# RECORD EXCERPTS:
Content starts
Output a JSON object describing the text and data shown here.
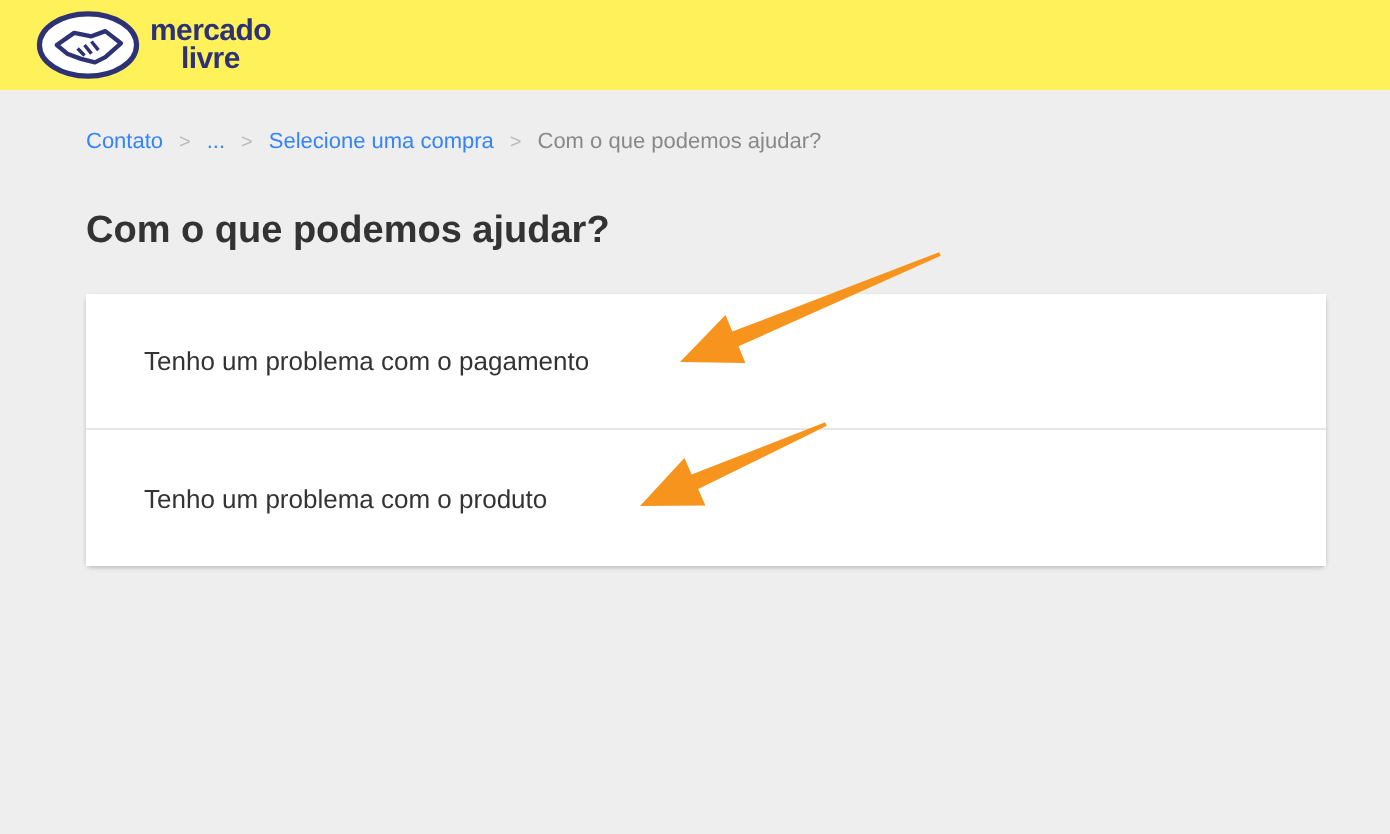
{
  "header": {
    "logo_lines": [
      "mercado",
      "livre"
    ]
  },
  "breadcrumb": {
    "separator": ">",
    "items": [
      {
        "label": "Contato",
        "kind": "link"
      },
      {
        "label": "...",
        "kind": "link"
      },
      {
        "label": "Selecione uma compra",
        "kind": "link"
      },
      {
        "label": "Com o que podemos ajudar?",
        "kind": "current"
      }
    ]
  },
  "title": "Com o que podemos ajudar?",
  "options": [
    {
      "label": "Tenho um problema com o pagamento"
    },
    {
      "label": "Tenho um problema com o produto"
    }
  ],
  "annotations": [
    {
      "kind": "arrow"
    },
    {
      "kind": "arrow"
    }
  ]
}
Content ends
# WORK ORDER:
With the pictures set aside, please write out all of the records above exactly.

# WORKED SOLUTION:
Output a JSON object describing the text and data shown here.
{
  "header": {
    "logo_lines": [
      "mercado",
      "livre"
    ]
  },
  "breadcrumb": {
    "separator": ">",
    "items": [
      {
        "label": "Contato",
        "kind": "link"
      },
      {
        "label": "...",
        "kind": "link"
      },
      {
        "label": "Selecione uma compra",
        "kind": "link"
      },
      {
        "label": "Com o que podemos ajudar?",
        "kind": "current"
      }
    ]
  },
  "title": "Com o que podemos ajudar?",
  "options": [
    {
      "label": "Tenho um problema com o pagamento"
    },
    {
      "label": "Tenho um problema com o produto"
    }
  ],
  "annotations": [
    {
      "kind": "arrow"
    },
    {
      "kind": "arrow"
    }
  ]
}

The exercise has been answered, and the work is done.